- _Exercise_: Tally the lines in the data below in which the word "확인서는" occurs, then give only the total.

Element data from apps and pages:

|---|

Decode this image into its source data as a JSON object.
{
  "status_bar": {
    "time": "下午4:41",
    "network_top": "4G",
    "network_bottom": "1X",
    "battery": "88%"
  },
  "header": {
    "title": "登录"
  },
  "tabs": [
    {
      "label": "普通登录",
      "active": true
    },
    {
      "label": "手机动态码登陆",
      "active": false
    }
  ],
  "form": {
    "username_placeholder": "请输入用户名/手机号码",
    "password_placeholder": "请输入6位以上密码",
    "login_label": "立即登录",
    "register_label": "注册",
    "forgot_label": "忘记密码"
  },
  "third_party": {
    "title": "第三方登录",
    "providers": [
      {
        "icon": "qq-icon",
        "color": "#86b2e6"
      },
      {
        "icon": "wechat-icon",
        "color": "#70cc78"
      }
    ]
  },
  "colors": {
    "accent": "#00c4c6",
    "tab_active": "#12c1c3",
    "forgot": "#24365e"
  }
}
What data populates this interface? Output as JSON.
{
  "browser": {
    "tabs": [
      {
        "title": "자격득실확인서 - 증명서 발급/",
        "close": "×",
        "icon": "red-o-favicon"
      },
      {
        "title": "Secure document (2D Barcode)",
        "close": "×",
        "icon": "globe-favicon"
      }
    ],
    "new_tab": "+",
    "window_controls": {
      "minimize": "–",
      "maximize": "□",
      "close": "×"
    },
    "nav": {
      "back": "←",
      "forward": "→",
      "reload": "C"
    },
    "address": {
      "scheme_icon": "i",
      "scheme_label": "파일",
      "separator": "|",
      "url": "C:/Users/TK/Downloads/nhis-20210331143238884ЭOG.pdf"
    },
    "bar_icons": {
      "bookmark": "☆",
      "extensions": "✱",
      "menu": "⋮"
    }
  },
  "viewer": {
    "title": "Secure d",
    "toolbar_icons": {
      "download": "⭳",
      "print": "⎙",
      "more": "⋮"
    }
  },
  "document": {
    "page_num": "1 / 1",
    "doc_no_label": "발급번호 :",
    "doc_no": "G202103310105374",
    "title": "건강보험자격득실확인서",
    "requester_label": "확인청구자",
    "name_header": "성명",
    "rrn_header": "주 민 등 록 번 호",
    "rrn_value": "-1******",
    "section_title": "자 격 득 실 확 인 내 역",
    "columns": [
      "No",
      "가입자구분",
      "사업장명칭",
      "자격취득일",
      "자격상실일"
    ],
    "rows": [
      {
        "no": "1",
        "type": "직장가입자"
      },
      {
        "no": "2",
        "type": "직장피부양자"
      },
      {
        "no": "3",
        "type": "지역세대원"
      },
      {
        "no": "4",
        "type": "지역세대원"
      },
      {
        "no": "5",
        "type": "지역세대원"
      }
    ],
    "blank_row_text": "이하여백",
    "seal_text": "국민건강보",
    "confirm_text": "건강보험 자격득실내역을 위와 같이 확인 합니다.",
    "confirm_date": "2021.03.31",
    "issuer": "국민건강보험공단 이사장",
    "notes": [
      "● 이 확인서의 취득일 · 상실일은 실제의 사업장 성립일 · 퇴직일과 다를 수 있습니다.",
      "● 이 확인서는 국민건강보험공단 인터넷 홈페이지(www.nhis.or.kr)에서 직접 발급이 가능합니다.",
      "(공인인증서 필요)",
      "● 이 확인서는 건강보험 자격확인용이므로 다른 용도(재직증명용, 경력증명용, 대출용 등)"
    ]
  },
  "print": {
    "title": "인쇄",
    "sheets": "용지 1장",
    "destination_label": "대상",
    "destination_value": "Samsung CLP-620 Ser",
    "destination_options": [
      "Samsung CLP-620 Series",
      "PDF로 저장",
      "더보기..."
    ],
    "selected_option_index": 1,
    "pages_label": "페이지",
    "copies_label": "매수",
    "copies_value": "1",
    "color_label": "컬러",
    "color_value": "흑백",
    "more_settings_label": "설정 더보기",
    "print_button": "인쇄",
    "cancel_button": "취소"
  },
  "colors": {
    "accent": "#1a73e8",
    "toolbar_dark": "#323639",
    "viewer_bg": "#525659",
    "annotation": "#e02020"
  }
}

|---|

- _Solved problem_: 2